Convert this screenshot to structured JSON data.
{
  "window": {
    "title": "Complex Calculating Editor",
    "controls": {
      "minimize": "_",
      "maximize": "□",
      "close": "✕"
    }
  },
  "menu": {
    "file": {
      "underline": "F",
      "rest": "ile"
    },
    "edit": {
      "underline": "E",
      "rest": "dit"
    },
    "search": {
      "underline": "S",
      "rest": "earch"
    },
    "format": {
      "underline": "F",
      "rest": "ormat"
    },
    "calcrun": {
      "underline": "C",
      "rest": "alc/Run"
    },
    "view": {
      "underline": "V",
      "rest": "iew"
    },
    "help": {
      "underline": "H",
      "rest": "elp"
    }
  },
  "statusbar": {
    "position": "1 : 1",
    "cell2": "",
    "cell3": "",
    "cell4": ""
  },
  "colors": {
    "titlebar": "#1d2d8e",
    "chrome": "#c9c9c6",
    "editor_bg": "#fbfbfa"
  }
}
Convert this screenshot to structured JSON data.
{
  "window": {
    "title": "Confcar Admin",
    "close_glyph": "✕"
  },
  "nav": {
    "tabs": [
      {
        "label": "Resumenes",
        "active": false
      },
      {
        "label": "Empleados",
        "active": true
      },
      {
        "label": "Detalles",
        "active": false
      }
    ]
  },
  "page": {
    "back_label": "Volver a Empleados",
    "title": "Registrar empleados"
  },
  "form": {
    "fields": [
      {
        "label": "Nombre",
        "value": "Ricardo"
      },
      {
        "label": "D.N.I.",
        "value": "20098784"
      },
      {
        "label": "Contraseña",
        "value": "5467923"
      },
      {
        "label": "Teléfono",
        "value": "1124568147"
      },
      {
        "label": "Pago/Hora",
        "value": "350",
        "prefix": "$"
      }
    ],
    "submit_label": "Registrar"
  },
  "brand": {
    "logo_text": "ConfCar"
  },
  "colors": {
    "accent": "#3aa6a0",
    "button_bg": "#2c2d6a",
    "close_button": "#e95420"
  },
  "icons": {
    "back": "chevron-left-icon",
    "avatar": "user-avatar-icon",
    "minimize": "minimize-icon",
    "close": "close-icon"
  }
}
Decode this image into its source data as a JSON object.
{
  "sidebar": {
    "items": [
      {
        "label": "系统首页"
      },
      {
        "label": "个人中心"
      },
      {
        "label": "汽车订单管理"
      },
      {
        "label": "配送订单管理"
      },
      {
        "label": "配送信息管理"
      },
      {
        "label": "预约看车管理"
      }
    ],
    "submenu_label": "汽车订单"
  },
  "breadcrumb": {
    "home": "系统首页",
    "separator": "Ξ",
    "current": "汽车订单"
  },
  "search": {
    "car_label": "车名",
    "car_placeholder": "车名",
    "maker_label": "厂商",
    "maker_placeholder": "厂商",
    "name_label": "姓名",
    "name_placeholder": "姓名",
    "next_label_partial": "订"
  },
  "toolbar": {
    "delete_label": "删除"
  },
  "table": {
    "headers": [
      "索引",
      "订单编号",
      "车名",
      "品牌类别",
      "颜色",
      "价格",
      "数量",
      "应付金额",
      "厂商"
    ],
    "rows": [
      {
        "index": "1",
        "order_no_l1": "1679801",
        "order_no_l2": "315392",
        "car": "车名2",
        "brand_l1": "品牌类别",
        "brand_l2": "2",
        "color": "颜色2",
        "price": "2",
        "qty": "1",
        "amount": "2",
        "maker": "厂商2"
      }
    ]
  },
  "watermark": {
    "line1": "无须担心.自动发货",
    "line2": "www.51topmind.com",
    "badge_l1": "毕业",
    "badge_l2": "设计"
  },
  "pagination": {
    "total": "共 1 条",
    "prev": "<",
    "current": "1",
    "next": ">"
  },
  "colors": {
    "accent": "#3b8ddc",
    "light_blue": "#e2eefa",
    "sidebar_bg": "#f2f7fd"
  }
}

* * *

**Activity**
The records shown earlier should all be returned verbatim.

**Solution to this task**
Convert this screenshot to structured JSON data.
{
  "window": {
    "title": "Complex Calculating Editor",
    "controls": {
      "minimize": "_",
      "maximize": "□",
      "close": "✕"
    }
  },
  "menu": {
    "file": {
      "underline": "F",
      "rest": "ile"
    },
    "edit": {
      "underline": "E",
      "rest": "dit"
    },
    "search": {
      "underline": "S",
      "rest": "earch"
    },
    "format": {
      "underline": "F",
      "rest": "ormat"
    },
    "calcrun": {
      "underline": "C",
      "rest": "alc/Run"
    },
    "view": {
      "underline": "V",
      "rest": "iew"
    },
    "help": {
      "underline": "H",
      "rest": "elp"
    }
  },
  "statusbar": {
    "position": "1 : 1",
    "cell2": "",
    "cell3": "",
    "cell4": ""
  },
  "colors": {
    "titlebar": "#1d2d8e",
    "chrome": "#c9c9c6",
    "editor_bg": "#fbfbfa"
  }
}
Convert this screenshot to structured JSON data.
{
  "window": {
    "title": "Confcar Admin",
    "close_glyph": "✕"
  },
  "nav": {
    "tabs": [
      {
        "label": "Resumenes",
        "active": false
      },
      {
        "label": "Empleados",
        "active": true
      },
      {
        "label": "Detalles",
        "active": false
      }
    ]
  },
  "page": {
    "back_label": "Volver a Empleados",
    "title": "Registrar empleados"
  },
  "form": {
    "fields": [
      {
        "label": "Nombre",
        "value": "Ricardo"
      },
      {
        "label": "D.N.I.",
        "value": "20098784"
      },
      {
        "label": "Contraseña",
        "value": "5467923"
      },
      {
        "label": "Teléfono",
        "value": "1124568147"
      },
      {
        "label": "Pago/Hora",
        "value": "350",
        "prefix": "$"
      }
    ],
    "submit_label": "Registrar"
  },
  "brand": {
    "logo_text": "ConfCar"
  },
  "colors": {
    "accent": "#3aa6a0",
    "button_bg": "#2c2d6a",
    "close_button": "#e95420"
  },
  "icons": {
    "back": "chevron-left-icon",
    "avatar": "user-avatar-icon",
    "minimize": "minimize-icon",
    "close": "close-icon"
  }
}
Decode this image into its source data as a JSON object.
{
  "sidebar": {
    "items": [
      {
        "label": "系统首页"
      },
      {
        "label": "个人中心"
      },
      {
        "label": "汽车订单管理"
      },
      {
        "label": "配送订单管理"
      },
      {
        "label": "配送信息管理"
      },
      {
        "label": "预约看车管理"
      }
    ],
    "submenu_label": "汽车订单"
  },
  "breadcrumb": {
    "home": "系统首页",
    "separator": "Ξ",
    "current": "汽车订单"
  },
  "search": {
    "car_label": "车名",
    "car_placeholder": "车名",
    "maker_label": "厂商",
    "maker_placeholder": "厂商",
    "name_label": "姓名",
    "name_placeholder": "姓名",
    "next_label_partial": "订"
  },
  "toolbar": {
    "delete_label": "删除"
  },
  "table": {
    "headers": [
      "索引",
      "订单编号",
      "车名",
      "品牌类别",
      "颜色",
      "价格",
      "数量",
      "应付金额",
      "厂商"
    ],
    "rows": [
      {
        "index": "1",
        "order_no_l1": "1679801",
        "order_no_l2": "315392",
        "car": "车名2",
        "brand_l1": "品牌类别",
        "brand_l2": "2",
        "color": "颜色2",
        "price": "2",
        "qty": "1",
        "amount": "2",
        "maker": "厂商2"
      }
    ]
  },
  "watermark": {
    "line1": "无须担心.自动发货",
    "line2": "www.51topmind.com",
    "badge_l1": "毕业",
    "badge_l2": "设计"
  },
  "pagination": {
    "total": "共 1 条",
    "prev": "<",
    "current": "1",
    "next": ">"
  },
  "colors": {
    "accent": "#3b8ddc",
    "light_blue": "#e2eefa",
    "sidebar_bg": "#f2f7fd"
  }
}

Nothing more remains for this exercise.